Most of us know that Saint George is the patron saint of England – although fewer know the date of Saint George’s Day each year. We find it interesting that he’s so popularly identified with England and English ideals of honour, bravery and gallantry – but actually wasn’t English at all, in fact very little is known about him. He was probably from Cappadocia (now in Turkey) in the third century, but there is little that has been confirmed and it’s largely seen as myth. Despite that, he is also patron saint of many other places –Greece, Catalonia and Germany to name a few.
Talking about the 79th anniversary of the trig pillar this month has sparked a flood of reactions. Lots of our lovely followers on social media sent us pictures of them (or their dogs) with our trig pillars around Britain. Others expressed delight that they now know what those odd concrete pillars were for. Some wanted to adopt a trig pillar if we no longer used them (sorry, not something we offer). Still more people were amazed that we no longer use the vast majority of trig pillars and asked us what we use instead. The answer to that is OS Net.
Today’s guest blog is by Diane Sandeman at the Association for Geographic Information (AGI). The AGI is the membership body for geographic information professionals. It is an independent organisation which promotes the use of GI and champions its value for the benefit of every individual, business and the economy.
It was fitting that we had a Twitter question about trig pillars yesterday, as this month will mark 79 years since the humble trig pillar was first used for the start of the retriangulation of Great Britain. On 18 April 1936, a group of men gathered around a strange, pale obelisk in the middle of an unremarkable field in Cold Ashby, Northamptonshire. The shining white monolith would now be instantly recognised by any walker, hiker or geography pupil – and is often a welcome sign that you’ve reached the peak of your hike when you spot the trig pillar.
Length of route: 3 miles
Starting point: SU392399 (parking is available at the Abbots Mitre pub if you are going to be using the pub).
Suitable for: Walking
Maps: OS Explorer Map 131 – Romsey, Andover & Test Valley
Download our OS MapFinder app and record your route
Use OS getamap

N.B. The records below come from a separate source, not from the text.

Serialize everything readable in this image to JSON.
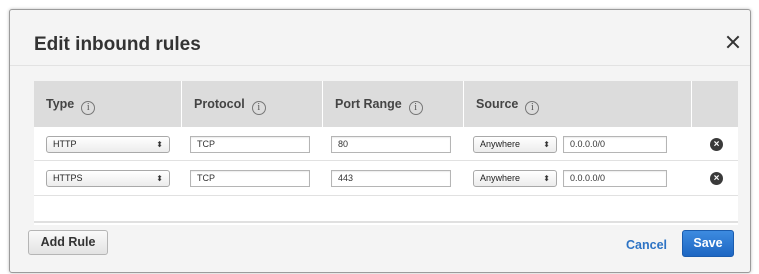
{
  "dialog": {
    "title": "Edit inbound rules",
    "close_glyph": "×"
  },
  "table": {
    "columns": [
      {
        "label": "Type",
        "info": "i"
      },
      {
        "label": "Protocol",
        "info": "i"
      },
      {
        "label": "Port Range",
        "info": "i"
      },
      {
        "label": "Source",
        "info": "i"
      }
    ],
    "rows": [
      {
        "type": "HTTP",
        "protocol": "TCP",
        "port_range": "80",
        "source_select": "Anywhere",
        "source_cidr": "0.0.0.0/0",
        "remove_icon": "remove-circle-icon"
      },
      {
        "type": "HTTPS",
        "protocol": "TCP",
        "port_range": "443",
        "source_select": "Anywhere",
        "source_cidr": "0.0.0.0/0",
        "remove_icon": "remove-circle-icon"
      }
    ]
  },
  "footer": {
    "add_rule_label": "Add Rule",
    "cancel_label": "Cancel",
    "save_label": "Save"
  },
  "colors": {
    "accent": "#2d73c4",
    "primary_button": "#1d66c2",
    "header_bg": "#dcdcdc"
  }
}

We’re thrilled to be a partner at the Keswick Mountain Festival on 14-17 May. Taking place in the heart of the Lake District the packed programme includes speakers like Ray Mears and Alastair Bownlee, music from Mercury Prize winner Badly Drawn Boy and a host of guided activities including MTB biking, hiking, canoeing, navigation training, ghyll scrambling, climbing and so much more. There’s something for all the family with kids activities, food stall and exhibitors on site at Crow Park too.
We’ll have a stand at the event all weekend and you’ll be able to drop by and find out the latest news on our paper and digital maps to help guide you around the Lake District and the rest of Britain. We’ll also have a map fun zone to ensure all those budding geographers can be kept entertained. And – there’ll be a great competition for you to enter too!.
If you want to learn how to make the most of your maps, make sure you get tickets for one of our navigation workshops. We’ll be holding two over the weekend, taking place in the Adventure Tipi area, giving you all the tips you need to explore the outdoors with confidence.
The Festival Village is free to enter during the day, but if you really want to make the most out of the Festival Village, you can get free unlimited taster activities, including Adventure Tipi talks, with the purchase of a Festival Weekend ticket – and you receive 10% off all sporting events, activities and speakers – and of course you can stay for the evening and listen to the fantastic music line-up. Don’t forget to book your camping lot if you’re planning on staying over too.
We have 10 pairs of weekend passes to give away – all you need to do is tell us the number of our OS Landranger map for Penrith & Keswick. Just send us your answer on the blog before midnight on Sunday 19 April. We’ll pick the winners at random from all of the correct entries. Competition Ts and Cs here.
To find out more about the great line-up, visit: http://www.keswickmountainfestival.co.uk/
If you’re out and about exploring Britain over the Easter holidays capturing your adventures on camera, don’t forget to share your favourites with us – and you could win another holiday! We’re looking for photos from across the country to feature on our new map covers, rolling the new look out to stores from early summer. Our OS Explorer map covers are being picked first – so enter your active photos by midnight on Sunday 19 April to be in with a chance to win. We’re looking for photos that demonstrates adventure, this could include walkers, cyclists, runners, their rucksack, their bike or climbing equipment – anything that inspires adventure! Every photo chosen to feature on our map covers will then be judged at the end of the year to choose a grand prize winner, who will win a holiday in Britain.
Great news this morning, our latest OS OpenData products are now available for download. Announced last month, the four new products in our open data portfolio are OS Open Map – Local, OS Open Names, OS Open Rivers and OS Open Roads. Bringing our OS OpenData offering up to sixteen products, the latest offer you increased detail and accuracy and the opportunity for analytics. They are fully customisable and can work together or be imported and integrated with your own software and database.